── Extracted information ──

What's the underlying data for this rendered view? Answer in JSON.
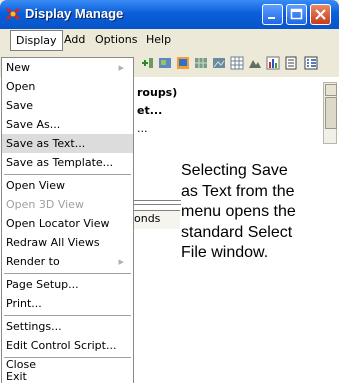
{
  "window": {
    "title": "Display Manage",
    "controls": [
      "minimize",
      "maximize",
      "close"
    ]
  },
  "menubar": {
    "items": [
      "Display",
      "Add",
      "Options",
      "Help"
    ]
  },
  "background_text": {
    "line1": "roups)",
    "line2": "et...",
    "line3": "...",
    "tab": "onds"
  },
  "display_menu": {
    "items": [
      {
        "label": "New",
        "submenu": true,
        "disabled": false
      },
      {
        "label": "Open",
        "disabled": false
      },
      {
        "label": "Save",
        "disabled": false
      },
      {
        "label": "Save As...",
        "disabled": false
      },
      {
        "label": "Save as Text...",
        "disabled": false,
        "selected": true
      },
      {
        "label": "Save as Template...",
        "disabled": false
      },
      {
        "label": "Open View",
        "disabled": false
      },
      {
        "label": "Open 3D View",
        "disabled": true
      },
      {
        "label": "Open Locator View",
        "disabled": false
      },
      {
        "label": "Redraw All Views",
        "disabled": false
      },
      {
        "label": "Render to",
        "submenu": true,
        "disabled": false
      },
      {
        "label": "Page Setup...",
        "disabled": false
      },
      {
        "label": "Print...",
        "disabled": false
      },
      {
        "label": "Settings...",
        "disabled": false
      },
      {
        "label": "Edit Control Script...",
        "disabled": false
      },
      {
        "label": "Close",
        "disabled": false
      },
      {
        "label": "Exit",
        "disabled": false
      }
    ]
  },
  "caption": {
    "lines": [
      "Selecting Save",
      "as Text from the",
      "menu opens the",
      "standard Select",
      "File window."
    ]
  },
  "colors": {
    "title_bar": "#0a5fd8",
    "menu_bg": "#ffffff",
    "selected_item": "#dcdcdc",
    "window_bg": "#ece9d8"
  }
}
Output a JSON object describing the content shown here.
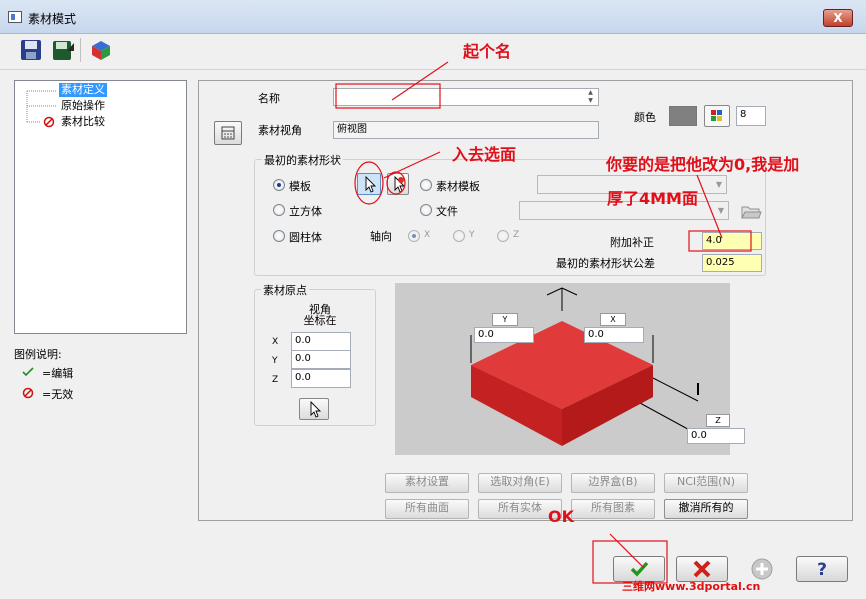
{
  "window": {
    "title": "素材模式",
    "close_label": "X"
  },
  "tree": {
    "items": [
      {
        "label": "素材定义"
      },
      {
        "label": "原始操作"
      },
      {
        "label": "素材比较"
      }
    ]
  },
  "legend": {
    "title": "图例说明:",
    "edit": "=编辑",
    "invalid": "=无效"
  },
  "main": {
    "name_label": "名称",
    "name_value": "",
    "color_label": "颜色",
    "color_value": "8",
    "color_swatch": "#808080",
    "view_label": "素材视角",
    "view_value": "俯视图",
    "shape_group": "最初的素材形状",
    "shapes": {
      "template": "模板",
      "cube": "立方体",
      "cylinder": "圆柱体",
      "stock_template": "素材模板",
      "file": "文件"
    },
    "axis_label": "轴向",
    "axes": [
      "X",
      "Y",
      "Z"
    ],
    "offset_label": "附加补正",
    "offset_value": "4.0",
    "tolerance_label": "最初的素材形状公差",
    "tolerance_value": "0.025",
    "origin_group": "素材原点",
    "origin_view_line1": "视角",
    "origin_view_line2": "坐标在",
    "origin": [
      {
        "axis": "X",
        "value": "0.0"
      },
      {
        "axis": "Y",
        "value": "0.0"
      },
      {
        "axis": "Z",
        "value": "0.0"
      }
    ],
    "preview": {
      "y_label": "Y",
      "y_value": "0.0",
      "x_label": "X",
      "x_value": "0.0",
      "z_label": "Z",
      "z_value": "0.0"
    },
    "buttons_row1": [
      "素材设置",
      "选取对角(E)",
      "边界盒(B)",
      "NCI范围(N)"
    ],
    "buttons_row2": [
      "所有曲面",
      "所有实体",
      "所有图素",
      "撤消所有的"
    ]
  },
  "annotations": {
    "name_note": "起个名",
    "select_note": "入去选面",
    "offset_note_line1": "你要的是把他改为0,我是加",
    "offset_note_line2": "厚了4MM面",
    "ok_note": "OK"
  },
  "watermark": "三维网www.3dportal.cn",
  "colors": {
    "annotation_red": "#e0101a",
    "stock_red": "#d42020",
    "selection_blue": "#3399ff"
  }
}
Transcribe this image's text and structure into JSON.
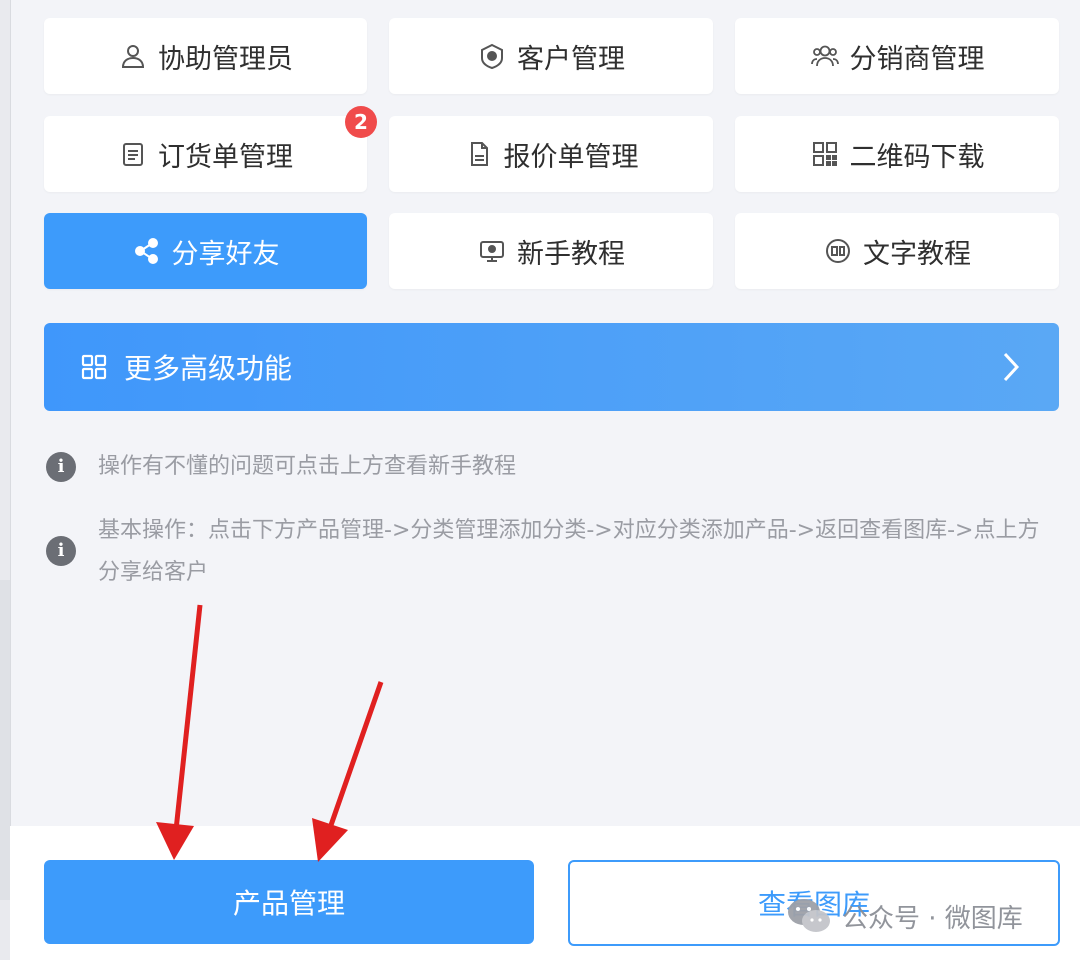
{
  "tiles": [
    {
      "label": "协助管理员",
      "icon": "person-icon"
    },
    {
      "label": "客户管理",
      "icon": "shield-icon"
    },
    {
      "label": "分销商管理",
      "icon": "group-icon"
    },
    {
      "label": "订货单管理",
      "icon": "clipboard-icon",
      "badge": "2"
    },
    {
      "label": "报价单管理",
      "icon": "document-icon"
    },
    {
      "label": "二维码下载",
      "icon": "qr-code-icon"
    },
    {
      "label": "分享好友",
      "icon": "share-icon",
      "active": true
    },
    {
      "label": "新手教程",
      "icon": "monitor-icon"
    },
    {
      "label": "文字教程",
      "icon": "text-tutorial-icon"
    }
  ],
  "more": {
    "label": "更多高级功能",
    "icon": "grid-icon",
    "chevron": "chevron-right-icon"
  },
  "notes": [
    "操作有不懂的问题可点击上方查看新手教程",
    "基本操作：点击下方产品管理->分类管理添加分类->对应分类添加产品->返回查看图库->点上方分享给客户"
  ],
  "buttons": {
    "primary": "产品管理",
    "secondary": "查看图库"
  },
  "watermark": "公众号 · 微图库",
  "colors": {
    "accent": "#3d9bfb",
    "badge": "#f04b4b",
    "arrow": "#e02020"
  }
}
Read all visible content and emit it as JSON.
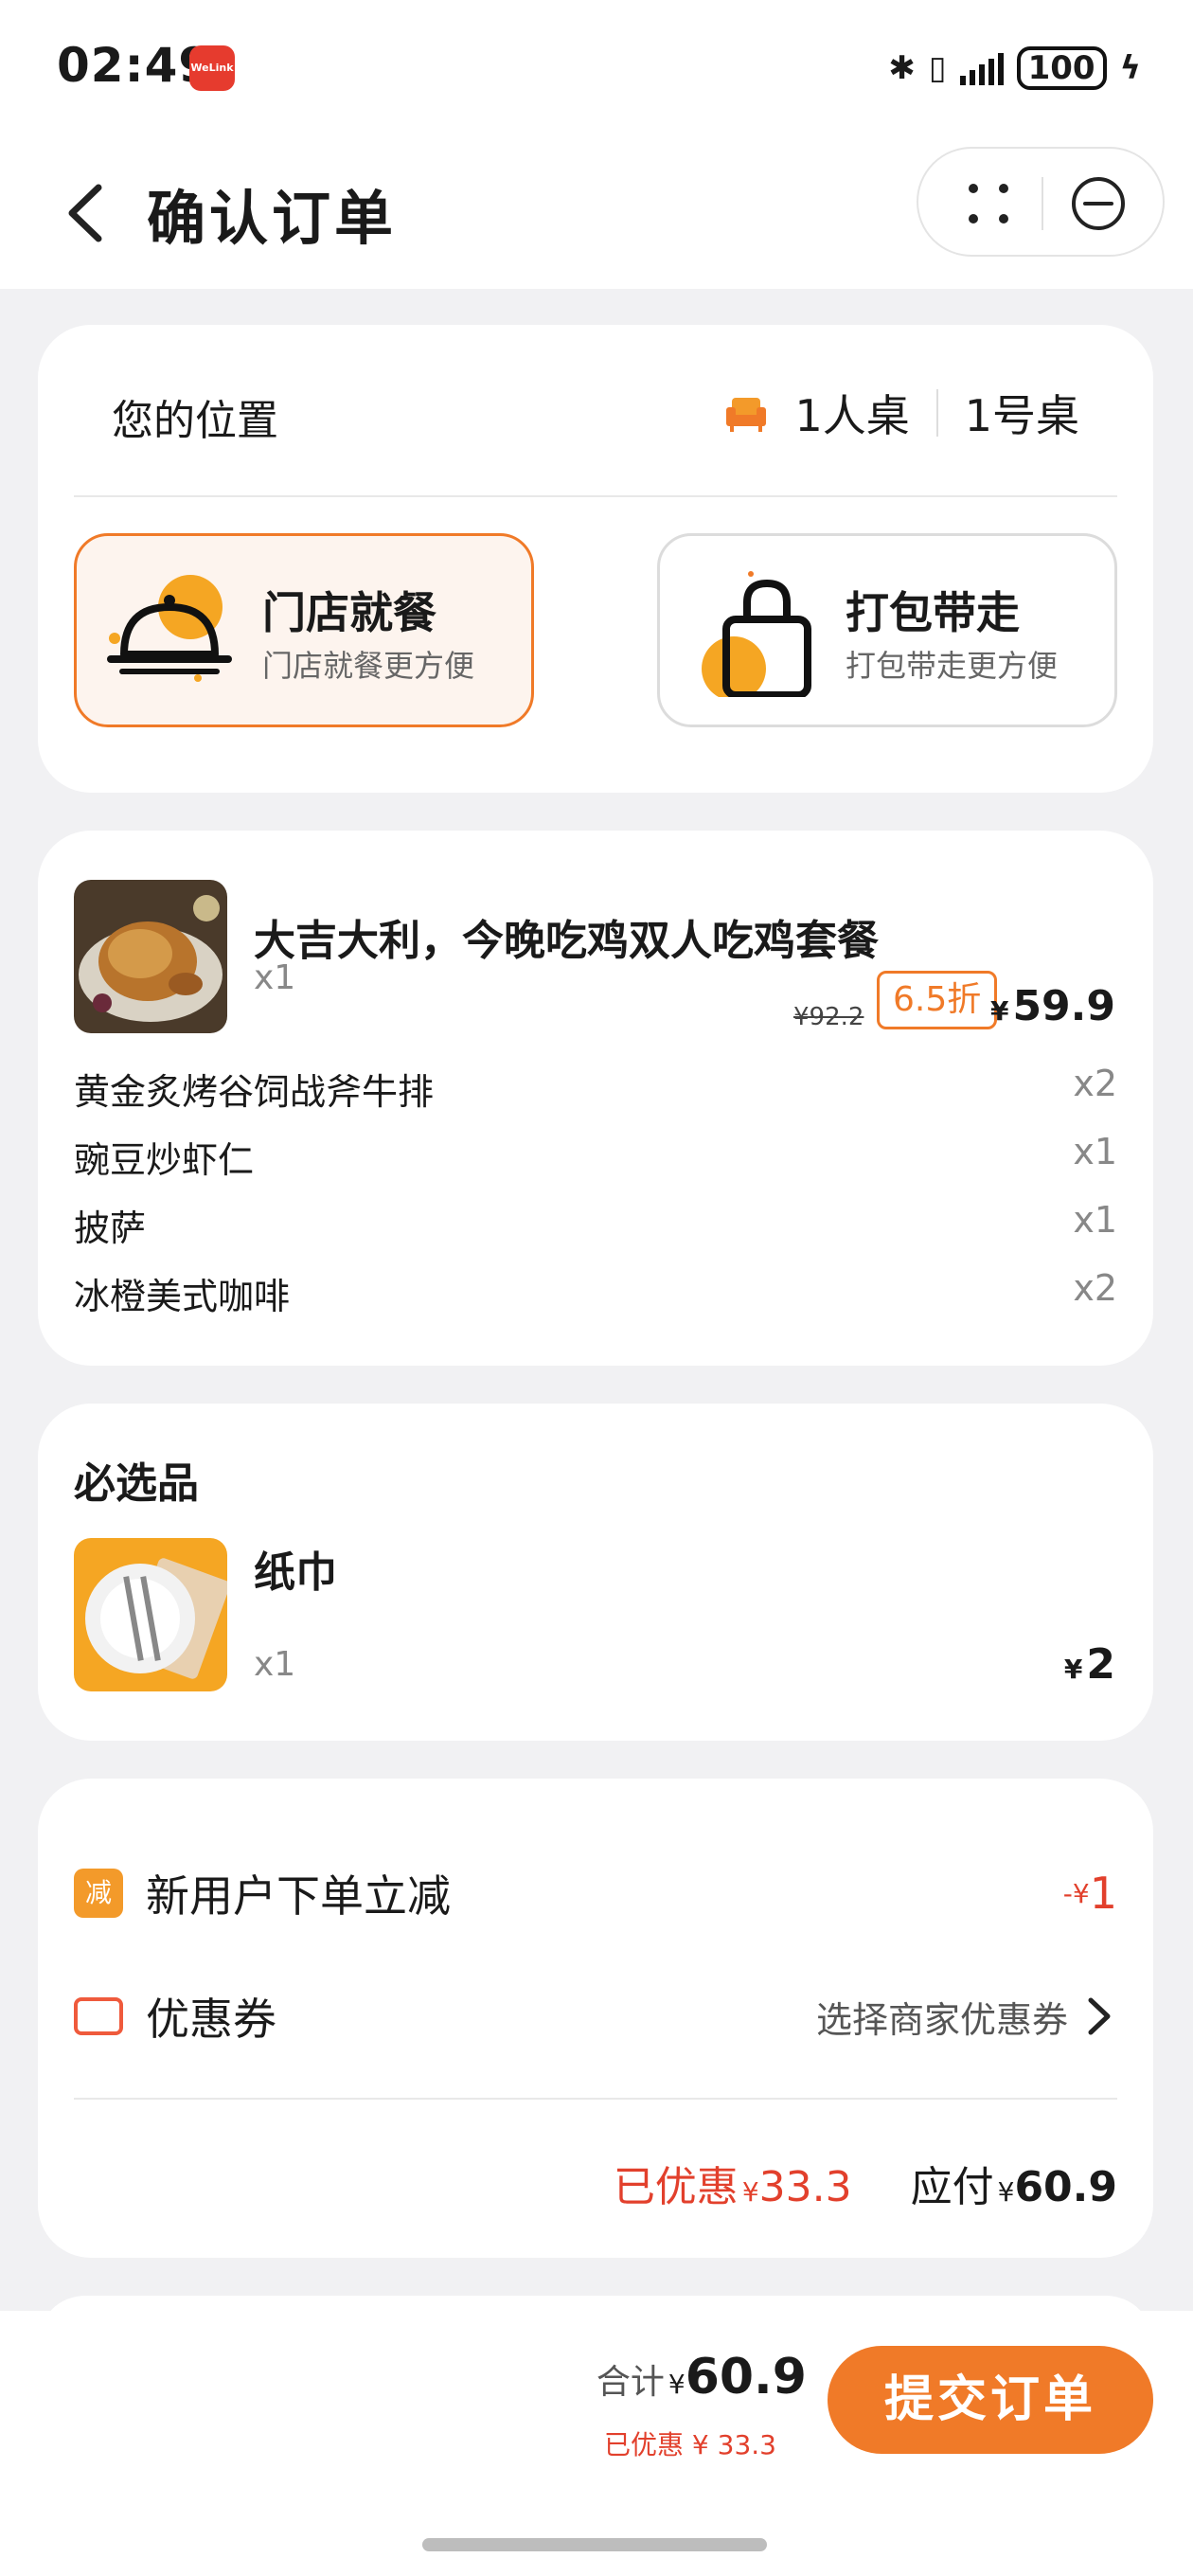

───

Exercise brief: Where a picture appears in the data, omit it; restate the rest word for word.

Result:
What's the underlying data for this rendered view? Answer in JSON.
{
  "window": {
    "title": "Display Manage",
    "controls": [
      "minimize",
      "maximize",
      "close"
    ]
  },
  "menubar": {
    "items": [
      "Display",
      "Add",
      "Options",
      "Help"
    ]
  },
  "background_text": {
    "line1": "roups)",
    "line2": "et...",
    "line3": "...",
    "tab": "onds"
  },
  "display_menu": {
    "items": [
      {
        "label": "New",
        "submenu": true,
        "disabled": false
      },
      {
        "label": "Open",
        "disabled": false
      },
      {
        "label": "Save",
        "disabled": false
      },
      {
        "label": "Save As...",
        "disabled": false
      },
      {
        "label": "Save as Text...",
        "disabled": false,
        "selected": true
      },
      {
        "label": "Save as Template...",
        "disabled": false
      },
      {
        "label": "Open View",
        "disabled": false
      },
      {
        "label": "Open 3D View",
        "disabled": true
      },
      {
        "label": "Open Locator View",
        "disabled": false
      },
      {
        "label": "Redraw All Views",
        "disabled": false
      },
      {
        "label": "Render to",
        "submenu": true,
        "disabled": false
      },
      {
        "label": "Page Setup...",
        "disabled": false
      },
      {
        "label": "Print...",
        "disabled": false
      },
      {
        "label": "Settings...",
        "disabled": false
      },
      {
        "label": "Edit Control Script...",
        "disabled": false
      },
      {
        "label": "Close",
        "disabled": false
      },
      {
        "label": "Exit",
        "disabled": false
      }
    ]
  },
  "caption": {
    "lines": [
      "Selecting Save",
      "as Text from the",
      "menu opens the",
      "standard Select",
      "File window."
    ]
  },
  "colors": {
    "title_bar": "#0a5fd8",
    "menu_bg": "#ffffff",
    "selected_item": "#dcdcdc",
    "window_bg": "#ece9d8"
  }
}
Output a JSON object describing the content shown here.
{
  "window": {
    "title": "素材模式",
    "close_label": "X"
  },
  "tree": {
    "items": [
      {
        "label": "素材定义"
      },
      {
        "label": "原始操作"
      },
      {
        "label": "素材比较"
      }
    ]
  },
  "legend": {
    "title": "图例说明:",
    "edit": "=编辑",
    "invalid": "=无效"
  },
  "main": {
    "name_label": "名称",
    "name_value": "",
    "color_label": "颜色",
    "color_value": "8",
    "color_swatch": "#808080",
    "view_label": "素材视角",
    "view_value": "俯视图",
    "shape_group": "最初的素材形状",
    "shapes": {
      "template": "模板",
      "cube": "立方体",
      "cylinder": "圆柱体",
      "stock_template": "素材模板",
      "file": "文件"
    },
    "axis_label": "轴向",
    "axes": [
      "X",
      "Y",
      "Z"
    ],
    "offset_label": "附加补正",
    "offset_value": "4.0",
    "tolerance_label": "最初的素材形状公差",
    "tolerance_value": "0.025",
    "origin_group": "素材原点",
    "origin_view_line1": "视角",
    "origin_view_line2": "坐标在",
    "origin": [
      {
        "axis": "X",
        "value": "0.0"
      },
      {
        "axis": "Y",
        "value": "0.0"
      },
      {
        "axis": "Z",
        "value": "0.0"
      }
    ],
    "preview": {
      "y_label": "Y",
      "y_value": "0.0",
      "x_label": "X",
      "x_value": "0.0",
      "z_label": "Z",
      "z_value": "0.0"
    },
    "buttons_row1": [
      "素材设置",
      "选取对角(E)",
      "边界盒(B)",
      "NCI范围(N)"
    ],
    "buttons_row2": [
      "所有曲面",
      "所有实体",
      "所有图素",
      "撤消所有的"
    ]
  },
  "annotations": {
    "name_note": "起个名",
    "select_note": "入去选面",
    "offset_note_line1": "你要的是把他改为0,我是加",
    "offset_note_line2": "厚了4MM面",
    "ok_note": "OK"
  },
  "watermark": "三维网www.3dportal.cn",
  "colors": {
    "annotation_red": "#e0101a",
    "stock_red": "#d42020",
    "selection_blue": "#3399ff"
  }
}
Transcribe this image's text and structure into JSON.
{
  "tiles": [
    {
      "label": "协助管理员",
      "icon": "person-icon"
    },
    {
      "label": "客户管理",
      "icon": "shield-icon"
    },
    {
      "label": "分销商管理",
      "icon": "group-icon"
    },
    {
      "label": "订货单管理",
      "icon": "clipboard-icon",
      "badge": "2"
    },
    {
      "label": "报价单管理",
      "icon": "document-icon"
    },
    {
      "label": "二维码下载",
      "icon": "qr-code-icon"
    },
    {
      "label": "分享好友",
      "icon": "share-icon",
      "active": true
    },
    {
      "label": "新手教程",
      "icon": "monitor-icon"
    },
    {
      "label": "文字教程",
      "icon": "text-tutorial-icon"
    }
  ],
  "more": {
    "label": "更多高级功能",
    "icon": "grid-icon",
    "chevron": "chevron-right-icon"
  },
  "notes": [
    "操作有不懂的问题可点击上方查看新手教程",
    "基本操作：点击下方产品管理->分类管理添加分类->对应分类添加产品->返回查看图库->点上方分享给客户"
  ],
  "buttons": {
    "primary": "产品管理",
    "secondary": "查看图库"
  },
  "watermark": "公众号 · 微图库",
  "colors": {
    "accent": "#3d9bfb",
    "badge": "#f04b4b",
    "arrow": "#e02020"
  }
}
Read all visible content and emit it as JSON.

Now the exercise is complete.